Getting the barebones of a functional tool took only a few weeks, but that code was far from being stable, portable, and publishable. Life and work happened, so this fell through the cracks… until late last year, when I decided it was time to close this chapter so I could move on to some other project ideas. To create the focus and free time required to complete this project, I had to shift my schedule to start the day at 5am instead of 7am—and, many weeks later, the code is finally here and I’m still keeping up with this schedule.
Granted: this third rewrite is not a fancy one, but it wasn’t meant to be. pkg_comp 2.0 is still written in shell, just as 1.x was, but this is a good thing because bootstrapping on all supported platforms is easy. I have to confess that I also considered Go recently after playing with it last year but I quickly let go of that thought: at some point I had to ship the 2.0 release, and 10 years since the inception of this rewrite was about time.
The launch of 2.0
On February 12th, 2017, the authoritative sources of pkg_comp 1.x were moved from
pkgtools/pkg_comp1 to make room for the import of 2.0. Yes, the 1.x series only existed in pkgsrc and the 2.x series exist as a standalone project on GitHub.
And here we are. Today, February 17th, 2017, pkg_comp 2.0 saw the light!
Why sandboxctl as a separate tool?
sandboxctl is the supporting tool behind pkg_comp, taking care of all the logic involved in creating chroot-based sandboxes on a variety of operating systems. Some are easy, like building a NetBSD sandbox using release sets, and others are horrifyingly difficult like macOS.
In pkg_comp 1.x, this logic used to be bundled right into the pkg_comp code, which made it pretty much impossible to generalize for portability. With pkg_comp 2.x, I decided to split this out into a separate tool to keep responsibilities isolated. Yes, the integration between the two tools is a bit tricky, but allows for better testability and understandability. Lastly, having sandboxctl as a standalone tool, instead of just a separate code module, gives you the option of using it for your own sandboxing needs.
I know, I know; the world has moved onto containerization and virtual machines, leaving chroot-based sandboxes as a very rudimentary thing… but that’s all we’ve got in NetBSD, and pkg_comp targets primarily NetBSD. Note, though, that because pkg_comp is separate from sandboxctl, there is nothing preventing adding different sandboxing backends to pkg_comp.

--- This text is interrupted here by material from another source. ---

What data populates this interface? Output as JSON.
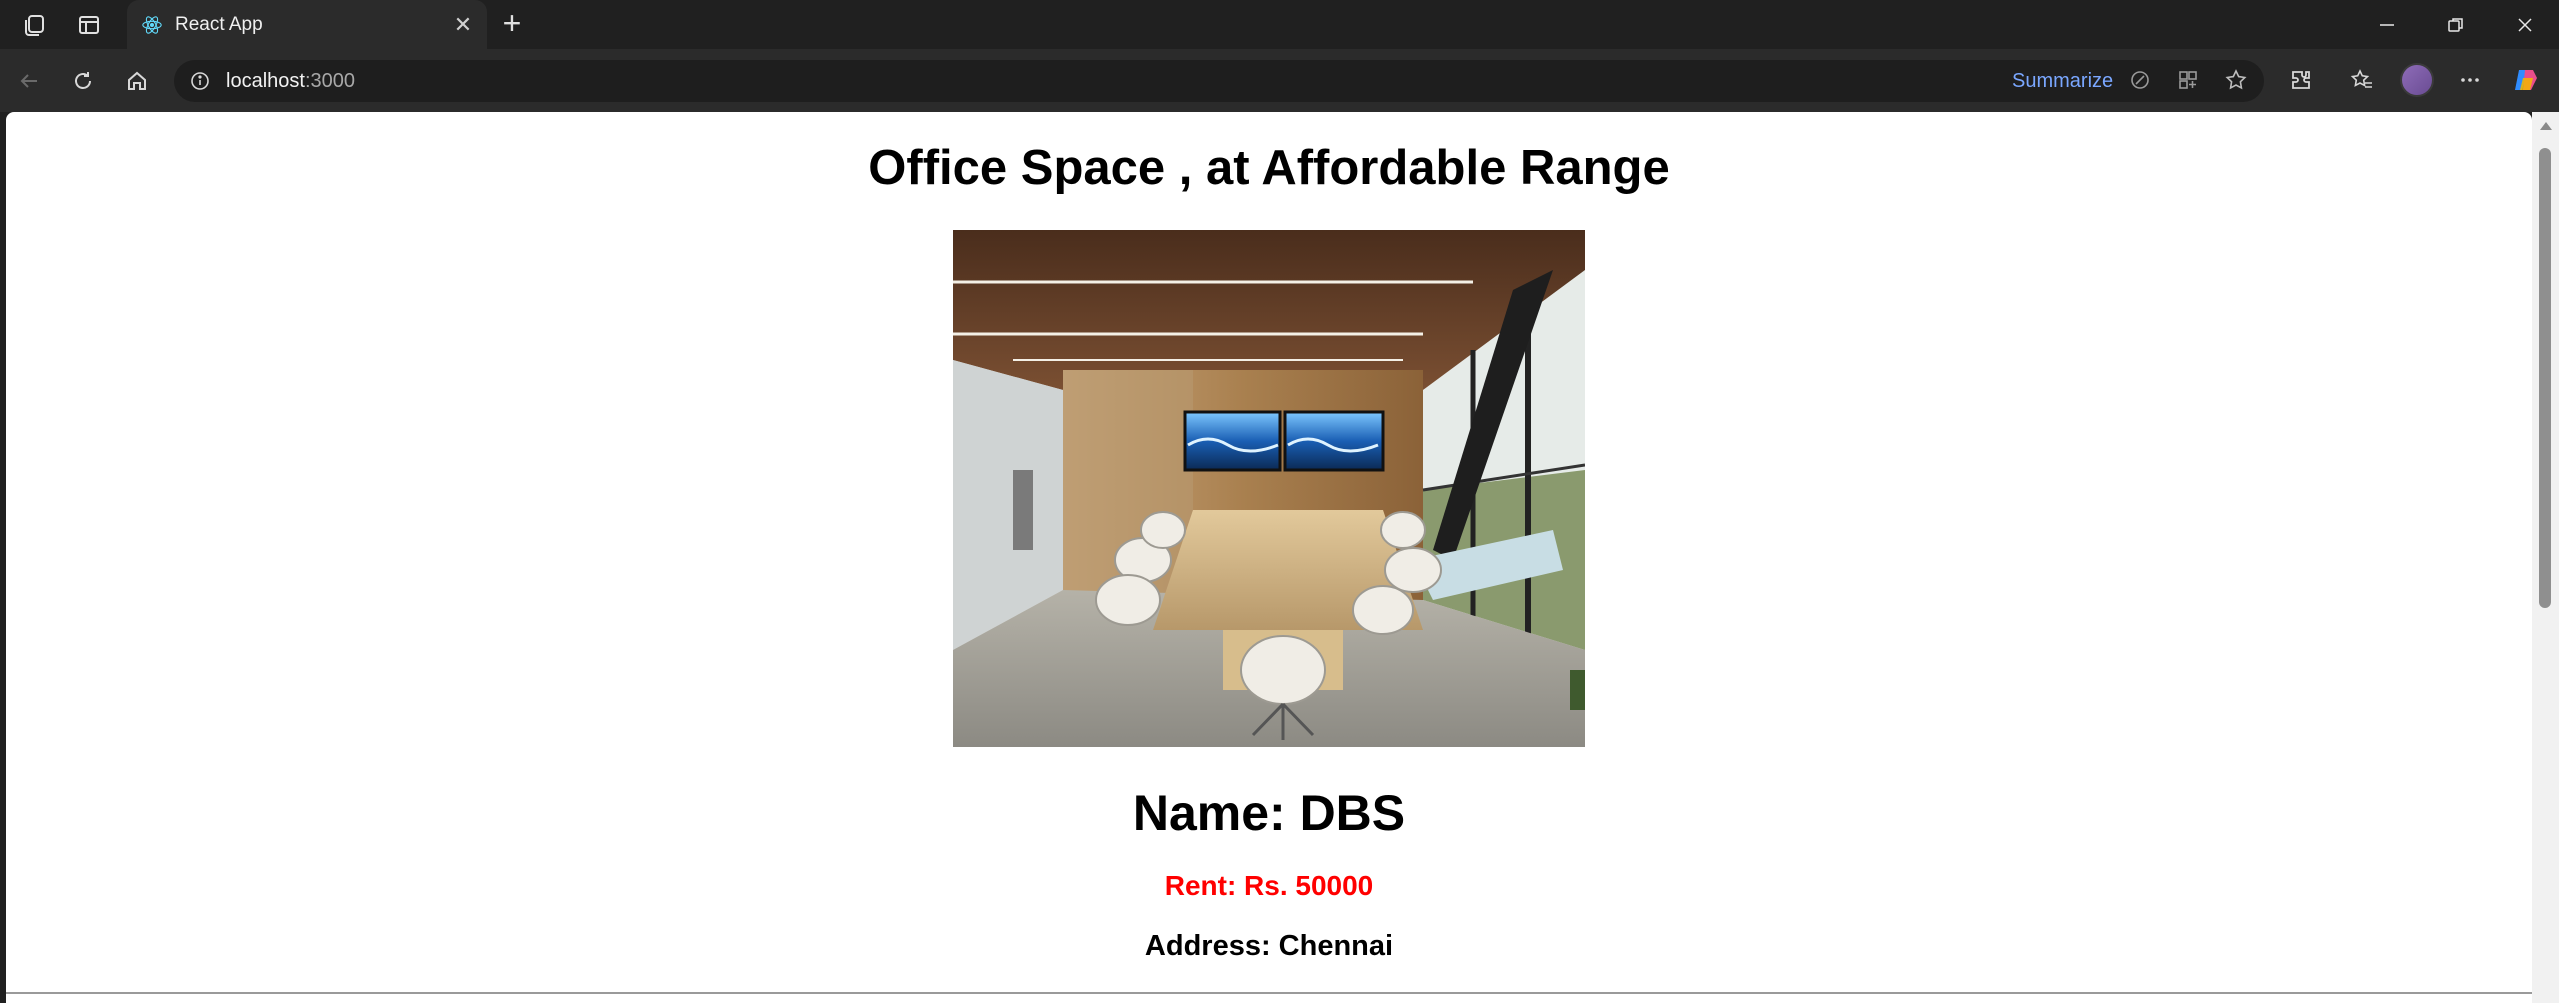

Installation is still a bit convoluted unless you are on one of the tier 1 NetBSD platforms or you already have pkgsrc up and running. For macOS in particular, I plan on creating and shipping a installer image that includes all of pkg_comp dependencies—but I did not want to block the first launch on this.
For now though, you need to download and install the latest source releases of shtk, sandboxctl, and pkg_comp—in this order; pass the
--with-atf=no flag to the
configure scripts to cut down the required dependencies. On macOS, you will also need OSXFUSE and the bindfs file system.
If you are already using pkgsrc, you can install the
pkgtools/pkg_comp package to get the basic tool and its dependencies in place, or you can install the wrapper
pkgtools/pkg_comp-cron package to create a pre-configured environment with a daily cron job to run your builds. See the package’s
pkg_info pkg_comp-cron) for more details.
Both pkg_comp and sandboxctl are fully documented in manual pages. See
sandbox.conf(5) for plenty of additional details.
As mentioned at the beginning of the post, I plan on publishing one or more tutorials explaining how to bootstrap your pkgsrc installation using pkg_comp on, at least, NetBSD and macOS. Stay tuned.
And, if you need support or find anything wrong, please let me know by filing bugs in the corresponding GitHub projects: jmmv/pkg_comp and jmmv/sandboxctl.